Output every record below exactly as it appears.

▶ _Interface dataset entries_
■ ■ ■ ■ ■ ■ ■

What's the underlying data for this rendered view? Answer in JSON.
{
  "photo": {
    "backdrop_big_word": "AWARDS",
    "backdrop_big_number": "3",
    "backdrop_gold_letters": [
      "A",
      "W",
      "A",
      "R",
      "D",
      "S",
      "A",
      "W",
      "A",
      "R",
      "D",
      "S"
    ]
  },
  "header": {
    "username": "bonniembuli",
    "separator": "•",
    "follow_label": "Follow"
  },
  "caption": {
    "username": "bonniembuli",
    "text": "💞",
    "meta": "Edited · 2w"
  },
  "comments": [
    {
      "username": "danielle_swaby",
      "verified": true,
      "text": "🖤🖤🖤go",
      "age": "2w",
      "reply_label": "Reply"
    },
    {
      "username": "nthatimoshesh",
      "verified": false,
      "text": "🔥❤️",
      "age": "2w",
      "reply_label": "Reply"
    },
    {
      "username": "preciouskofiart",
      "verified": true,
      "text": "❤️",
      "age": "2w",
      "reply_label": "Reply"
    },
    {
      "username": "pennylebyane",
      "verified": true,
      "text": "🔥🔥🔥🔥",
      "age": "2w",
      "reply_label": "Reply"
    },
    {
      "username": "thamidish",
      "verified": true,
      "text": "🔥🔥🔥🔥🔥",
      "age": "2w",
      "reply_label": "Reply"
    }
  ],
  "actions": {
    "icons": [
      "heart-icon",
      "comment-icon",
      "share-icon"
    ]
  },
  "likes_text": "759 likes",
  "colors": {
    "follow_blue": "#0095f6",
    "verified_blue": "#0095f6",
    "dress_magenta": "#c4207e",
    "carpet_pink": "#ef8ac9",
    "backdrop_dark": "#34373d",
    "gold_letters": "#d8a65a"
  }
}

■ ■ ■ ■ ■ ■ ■

▶ _Solution to this exercise_
What's the underlying data for this rendered view? Answer in JSON.
{
  "photo": {
    "backdrop_big_word": "AWARDS",
    "backdrop_big_number": "3",
    "backdrop_gold_letters": [
      "A",
      "W",
      "A",
      "R",
      "D",
      "S",
      "A",
      "W",
      "A",
      "R",
      "D",
      "S"
    ]
  },
  "header": {
    "username": "bonniembuli",
    "separator": "•",
    "follow_label": "Follow"
  },
  "caption": {
    "username": "bonniembuli",
    "text": "💞",
    "meta": "Edited · 2w"
  },
  "comments": [
    {
      "username": "danielle_swaby",
      "verified": true,
      "text": "🖤🖤🖤go",
      "age": "2w",
      "reply_label": "Reply"
    },
    {
      "username": "nthatimoshesh",
      "verified": false,
      "text": "🔥❤️",
      "age": "2w",
      "reply_label": "Reply"
    },
    {
      "username": "preciouskofiart",
      "verified": true,
      "text": "❤️",
      "age": "2w",
      "reply_label": "Reply"
    },
    {
      "username": "pennylebyane",
      "verified": true,
      "text": "🔥🔥🔥🔥",
      "age": "2w",
      "reply_label": "Reply"
    },
    {
      "username": "thamidish",
      "verified": true,
      "text": "🔥🔥🔥🔥🔥",
      "age": "2w",
      "reply_label": "Reply"
    }
  ],
  "actions": {
    "icons": [
      "heart-icon",
      "comment-icon",
      "share-icon"
    ]
  },
  "likes_text": "759 likes",
  "colors": {
    "follow_blue": "#0095f6",
    "verified_blue": "#0095f6",
    "dress_magenta": "#c4207e",
    "carpet_pink": "#ef8ac9",
    "backdrop_dark": "#34373d",
    "gold_letters": "#d8a65a"
  }
}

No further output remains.